Aim of the task: Check the data underneath for lines holding the word "Quản", and state only how many you find.

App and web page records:
• • • • • • •

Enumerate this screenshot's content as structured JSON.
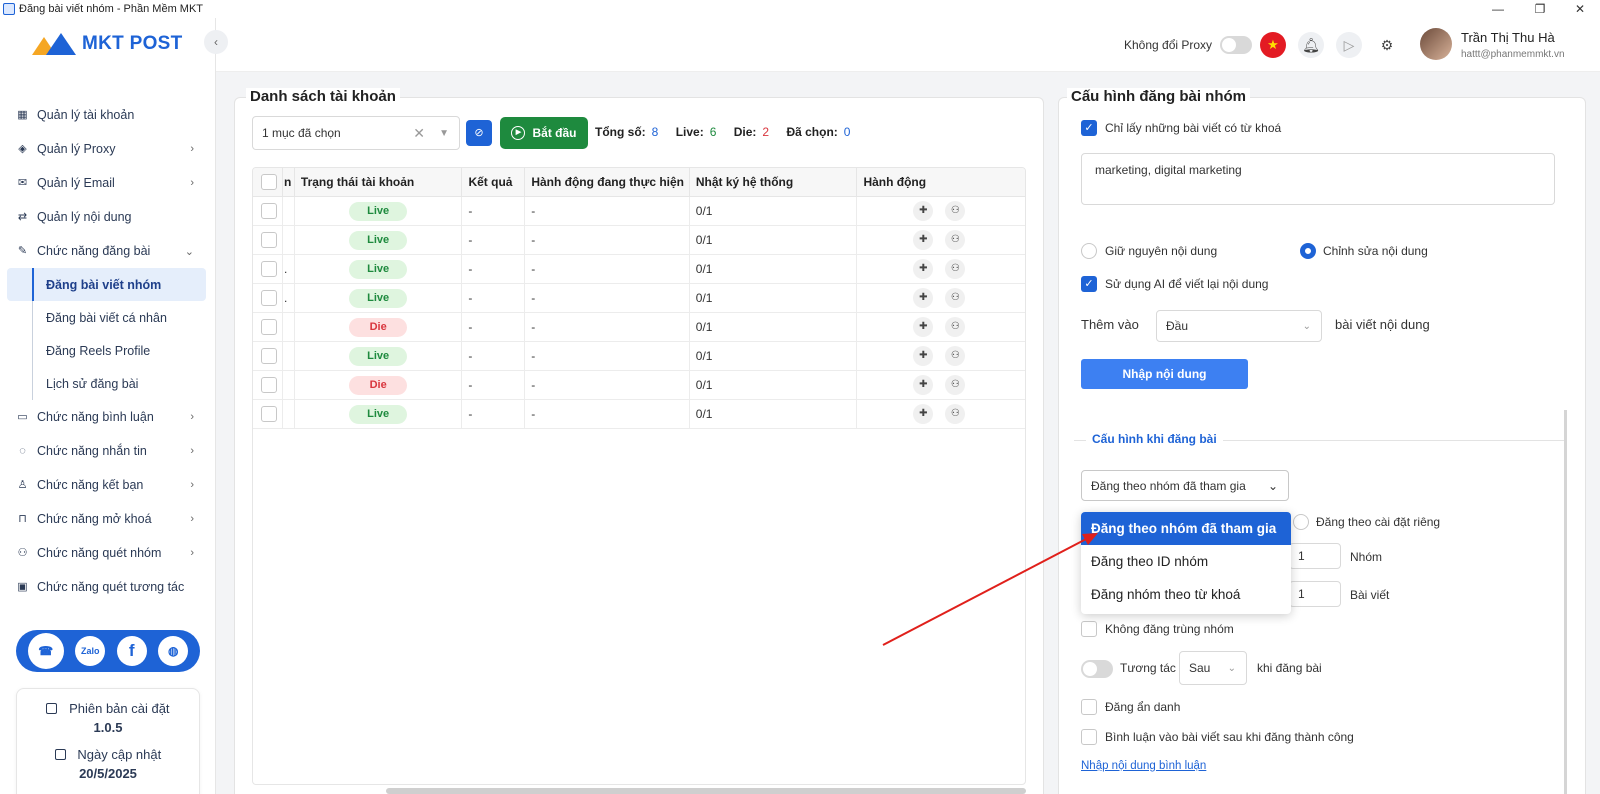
{
  "window": {
    "title": "Đăng bài viết nhóm - Phần Mềm MKT"
  },
  "brand": {
    "logo_text": "MKT POST"
  },
  "sidebar": {
    "items": [
      {
        "label": "Quản lý tài khoản",
        "icon": "grid-icon",
        "has_children": false
      },
      {
        "label": "Quản lý Proxy",
        "icon": "layers-icon",
        "has_children": true
      },
      {
        "label": "Quản lý Email",
        "icon": "mail-icon",
        "has_children": true
      },
      {
        "label": "Quản lý nội dung",
        "icon": "share-icon",
        "has_children": false
      },
      {
        "label": "Chức năng đăng bài",
        "icon": "edit-icon",
        "has_children": true,
        "expanded": true
      }
    ],
    "sub_items": [
      "Đăng bài viết nhóm",
      "Đăng bài viết cá nhân",
      "Đăng Reels Profile",
      "Lịch sử đăng bài"
    ],
    "items_after": [
      {
        "label": "Chức năng bình luận",
        "icon": "comment-icon"
      },
      {
        "label": "Chức năng nhắn tin",
        "icon": "chat-icon"
      },
      {
        "label": "Chức năng kết bạn",
        "icon": "user-plus-icon"
      },
      {
        "label": "Chức năng mở khoá",
        "icon": "lock-icon"
      },
      {
        "label": "Chức năng quét nhóm",
        "icon": "group-icon"
      },
      {
        "label": "Chức năng quét tương tác",
        "icon": "scan-icon",
        "no_chevron": true
      }
    ],
    "social": [
      "support-icon",
      "zalo-icon",
      "facebook-icon",
      "globe-icon"
    ],
    "social_zalo_text": "Zalo",
    "version_label": "Phiên bản cài đặt",
    "version_value": "1.0.5",
    "update_label": "Ngày cập nhật",
    "update_value": "20/5/2025"
  },
  "topbar": {
    "proxy_label": "Không đổi Proxy",
    "user_name": "Trần Thị Thu Hà",
    "user_email": "hattt@phanmemmkt.vn"
  },
  "accounts": {
    "title": "Danh sách tài khoản",
    "select_value": "1 mục đã chọn",
    "start_label": "Bắt đầu",
    "stats": {
      "total_label": "Tổng số:",
      "total": "8",
      "live_label": "Live:",
      "live": "6",
      "die_label": "Die:",
      "die": "2",
      "selected_label": "Đã chọn:",
      "selected": "0"
    },
    "columns": [
      "n",
      "Trạng thái tài khoản",
      "Kết quả",
      "Hành động đang thực hiện",
      "Nhật ký hệ thống",
      "Hành động"
    ],
    "rows": [
      {
        "prefix": "",
        "status": "Live",
        "result": "-",
        "action": "-",
        "log": "0/1"
      },
      {
        "prefix": "",
        "status": "Live",
        "result": "-",
        "action": "-",
        "log": "0/1"
      },
      {
        "prefix": ".",
        "status": "Live",
        "result": "-",
        "action": "-",
        "log": "0/1"
      },
      {
        "prefix": ".",
        "status": "Live",
        "result": "-",
        "action": "-",
        "log": "0/1"
      },
      {
        "prefix": "",
        "status": "Die",
        "result": "-",
        "action": "-",
        "log": "0/1"
      },
      {
        "prefix": "",
        "status": "Live",
        "result": "-",
        "action": "-",
        "log": "0/1"
      },
      {
        "prefix": "",
        "status": "Die",
        "result": "-",
        "action": "-",
        "log": "0/1"
      },
      {
        "prefix": "",
        "status": "Live",
        "result": "-",
        "action": "-",
        "log": "0/1"
      }
    ]
  },
  "config": {
    "title": "Cấu hình đăng bài nhóm",
    "keyword_only_label": "Chỉ lấy những bài viết có từ khoá",
    "keywords": "marketing, digital marketing",
    "keep_content_label": "Giữ nguyên nội dung",
    "edit_content_label": "Chỉnh sửa nội dung",
    "use_ai_label": "Sử dụng AI để viết lại nội dung",
    "add_to_label": "Thêm vào",
    "add_to_value": "Đầu",
    "add_to_suffix": "bài viết nội dung",
    "import_button": "Nhập nội dung",
    "section_label": "Cấu hình khi đăng bài",
    "post_mode_value": "Đăng theo nhóm đã tham gia",
    "post_mode_options": [
      "Đăng theo nhóm đã tham gia",
      "Đăng theo ID nhóm",
      "Đăng nhóm theo từ khoá"
    ],
    "custom_setting_label": "Đăng theo cài đặt riêng",
    "groups_value": "1",
    "groups_unit": "Nhóm",
    "posts_value": "1",
    "posts_unit": "Bài viết",
    "no_duplicate_label": "Không đăng trùng nhóm",
    "interact_label": "Tương tác",
    "interact_when": "Sau",
    "interact_suffix": "khi đăng bài",
    "anonymous_label": "Đăng ẩn danh",
    "comment_label": "Bình luận vào bài viết sau khi đăng thành công",
    "comment_link": "Nhập nội dung bình luận"
  },
  "colors": {
    "primary": "#1e63d6",
    "success": "#1e8a3e",
    "danger": "#d9363e",
    "annotation_arrow": "#e0201b"
  }
}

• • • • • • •

Solution: 4